' GOTTES ZEIT IST DIE ALLERBESTE ZEIT '
(God's Time is Best)
Relayed from the Guildhall School of Music
SYBIL EVERS (Soprano)
Doris OWENS (Contralto)
Tom Purvis (Tenor)
KEITH FALKNER (Bass)
RUDOLPH DOLMETSCH and MILLICENT WHEATON
(Viola da Gamba)
LESLIE WOODGATE (Organ) The WIRELESS CHORUS and The WIRELESS ORCHESTRA (Flutes and Strings)
Conducted by STANFORD ROBINSON
COMPOSED, so far as we can tell, at the end of the great Bach's twentieth year, this was no doubt specially written for someone's funeral, though we do not know whose. The text is as beautiful as the music itself. It is taken from Scripture and the contrast between the Old Testament idea of death as dreadful, and the New Testament's welcome of eternal life, is nobly set forth.
The Cantata begins with a little Sonatina as Prelude, for two flutes, two viole da gamba, and the usual continuo (figured bass) and organ; it is built up on one of the motives of transfigured grief which listeners have heard in many of the Cantatas, and the small orchestra is used with wonderful effect.

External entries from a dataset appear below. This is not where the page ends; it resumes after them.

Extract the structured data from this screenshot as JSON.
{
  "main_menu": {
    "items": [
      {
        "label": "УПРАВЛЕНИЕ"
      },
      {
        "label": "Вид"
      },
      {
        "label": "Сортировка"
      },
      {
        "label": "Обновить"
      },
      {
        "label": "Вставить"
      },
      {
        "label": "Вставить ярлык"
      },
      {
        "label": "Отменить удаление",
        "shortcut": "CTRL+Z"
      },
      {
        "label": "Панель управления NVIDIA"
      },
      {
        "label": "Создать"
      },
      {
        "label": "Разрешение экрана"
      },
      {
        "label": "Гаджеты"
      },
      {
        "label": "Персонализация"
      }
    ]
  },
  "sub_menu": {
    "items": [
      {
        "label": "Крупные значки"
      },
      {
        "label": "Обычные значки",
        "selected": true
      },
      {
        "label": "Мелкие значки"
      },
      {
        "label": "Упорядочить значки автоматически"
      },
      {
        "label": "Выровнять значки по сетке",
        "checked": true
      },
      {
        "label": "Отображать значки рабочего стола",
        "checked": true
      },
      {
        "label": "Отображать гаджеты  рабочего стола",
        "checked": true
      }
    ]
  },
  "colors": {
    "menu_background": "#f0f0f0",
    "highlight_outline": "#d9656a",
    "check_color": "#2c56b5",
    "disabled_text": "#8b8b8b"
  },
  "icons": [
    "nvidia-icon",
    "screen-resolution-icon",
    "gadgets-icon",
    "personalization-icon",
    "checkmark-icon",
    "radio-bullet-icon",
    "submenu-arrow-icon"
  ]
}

After the first sentence of the opening chorus, solemn and Impressive, there is a joyous fugue to the words ' In Him live we ' ; it gives way to solemnity again at the end, 'and in Him we die.' A little tenor aria follows, and then the bass announces with great vigour ' Set in order thine house' (from ' Isaiah *), the chorus joining with ' It Is the old decree.' The soprano voices break in with beautiful effect. ' Yea come, Lord Jesus,' and the orchestra, in the accompanying figure, plays the fine old chorale, ' I have cast-my burden on the Lord.' The next part is a dialogue between alto and bass, with words from the Gospel, and the two voices join at the end, the alto singing ' In joy and peace I pass away,' to the notes of a splendid old chorale, The finale chorale, fully accompanied, is based on the old hymn tune, ' In Thee. 0 Lord, Is my hope.' The last line is worked out into a big choral fantasia, and the attentive listener will hear the orchestra playing the voices' theme in notes of twice their length.

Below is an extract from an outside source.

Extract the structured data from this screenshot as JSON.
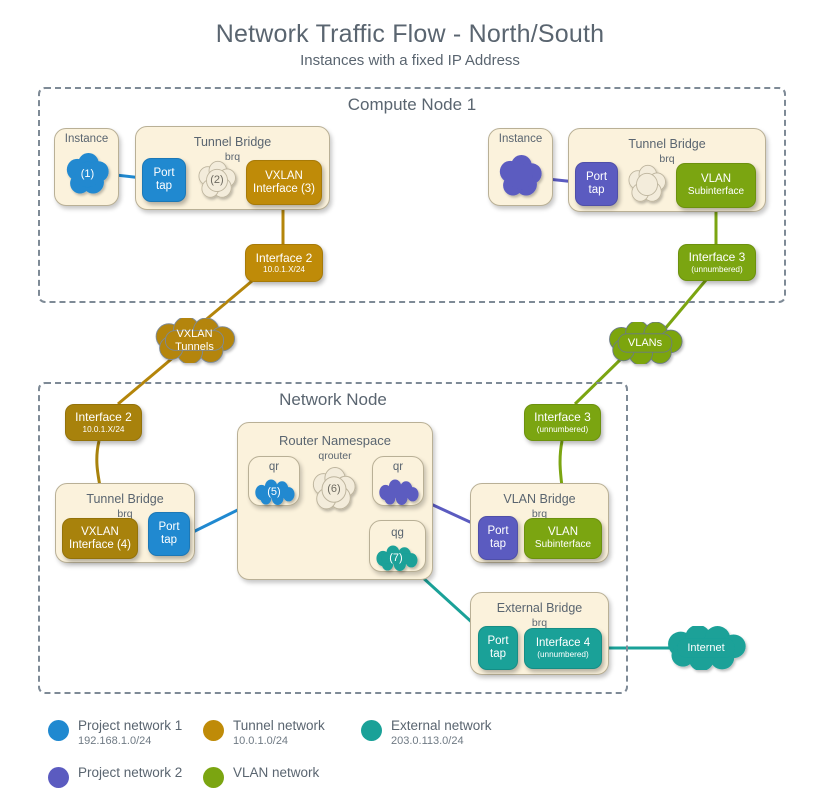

The text is reprinted from the Novello Edition by courtesy of Messrs. Novello and Co., Ltd.
God's own time is ever best of all. In Him live we, move and have our being as long as He wills. And in Him we die at His good time, when He wills.

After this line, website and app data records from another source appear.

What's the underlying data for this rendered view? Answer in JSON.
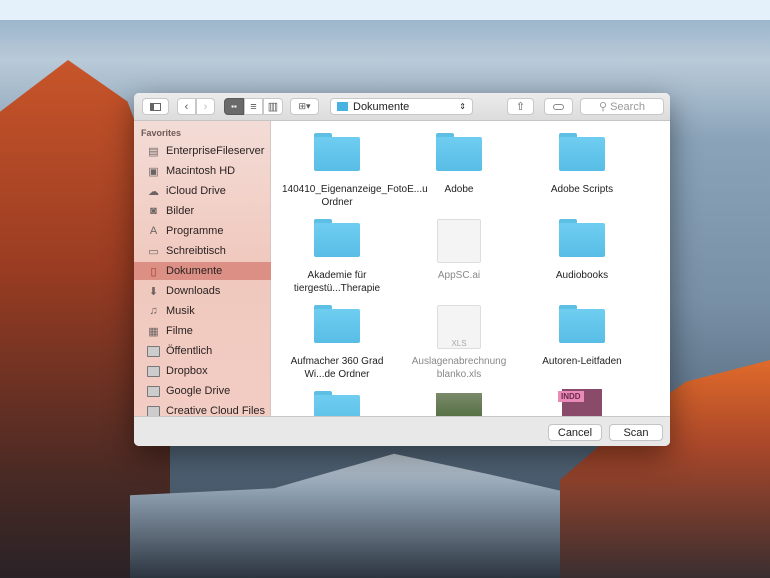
{
  "toolbar": {
    "location": "Dokumente",
    "search_placeholder": "Search"
  },
  "sidebar": {
    "heading": "Favorites",
    "items": [
      {
        "label": "EnterpriseFileserver",
        "icon": "server-icon"
      },
      {
        "label": "Macintosh HD",
        "icon": "harddisk-icon"
      },
      {
        "label": "iCloud Drive",
        "icon": "cloud-icon"
      },
      {
        "label": "Bilder",
        "icon": "camera-icon"
      },
      {
        "label": "Programme",
        "icon": "applications-icon"
      },
      {
        "label": "Schreibtisch",
        "icon": "desktop-icon"
      },
      {
        "label": "Dokumente",
        "icon": "documents-icon",
        "active": true
      },
      {
        "label": "Downloads",
        "icon": "download-icon"
      },
      {
        "label": "Musik",
        "icon": "music-icon"
      },
      {
        "label": "Filme",
        "icon": "film-icon"
      },
      {
        "label": "Öffentlich",
        "icon": "folder-icon"
      },
      {
        "label": "Dropbox",
        "icon": "folder-icon"
      },
      {
        "label": "Google Drive",
        "icon": "folder-icon"
      },
      {
        "label": "Creative Cloud Files",
        "icon": "folder-icon"
      }
    ]
  },
  "files": [
    {
      "name": "140410_Eigenanzeige_FotoE...u Ordner",
      "type": "folder"
    },
    {
      "name": "Adobe",
      "type": "folder"
    },
    {
      "name": "Adobe Scripts",
      "type": "folder"
    },
    {
      "name": "Akademie für tiergestü...Therapie",
      "type": "folder"
    },
    {
      "name": "AppSC.ai",
      "type": "file"
    },
    {
      "name": "Audiobooks",
      "type": "folder"
    },
    {
      "name": "Aufmacher 360 Grad Wi...de Ordner",
      "type": "folder"
    },
    {
      "name": "Auslagenabrechnung blanko.xls",
      "type": "file",
      "badge": "XLS"
    },
    {
      "name": "Autoren-Leitfaden",
      "type": "folder"
    }
  ],
  "partial_badge": "INDD",
  "buttons": {
    "cancel": "Cancel",
    "scan": "Scan"
  }
}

0 Lord, incline us to consider that our days are number'd. Make us apply, onr hearts unto wisdom.
Set in order thine house, for thou shalt die, and not remain among the living.
It is the old decree, Man, thou art mortal. Yea, come, Lord Jesus, come.
Into Thy hands my spirit I commend, for Thou hast redeemed me, 0 Lord, Thou God of truth;
Thou shalt be with me today in Paradise. In joy and peace I pass away, whene'er
The fears that vex my anxious soul,
His love stilleth.
Trusting in His promise sure,
In death I sleep calm and secure.
All glory, praise, and majesty, To Father,
Son and Spirit be,
The holy, blessed, Trinity, whose power to us give victory.
Through Jesus Christ, Amen.
From St. Martin-in-the-Fields
Order of Service :
Hymn, 'The strife is o'er' (Ancient and Modern, No. 135)
Confession and Thanksgiving Psalm 150-Deus misereatus Prayers
Hymn, ' 0 worship the King'
(verses 1, 2, 3, and last)
Address by the Rev. H. R. MACKIN tosh, D.D. Hymn, 'Jesus lives' (Ancient and Modern No. 140)
(For 8.45-10.30 Programmes see. opposite page)
Appeal on behalf of the Hoxton Girls' Hostel
Fund by Lady AMHERST or HACKNEY
DOWN in Hoxton, where life is a serious matter
-L' at the best of times, and often a very hard grind, there is now being built a Hostel for the Girls' Guild of Good Life. It has many purposes ; primarily, of course, to provide accommodation for some fifty girls of the Guild, both factory and domestic workers, who have either no homes or homes unfit or unsafe for them to stay in. How much good it can do in giving these girls a secure and happy background, keeping them out of danger and out of that constant, insidious drift towards the streets, only the girls themselves, and the workers who share the Hostel with them, can know. It has taken many years to collect the necessary money, and £4,000 is still required. -
Contributions should be sent to [address removed]
and The Grand Hotel,
From the Grand Hotel,
THELMA TUSON (Soprano) ORCHESTRA Selection of the works of Schubert
S.B. from Cardiff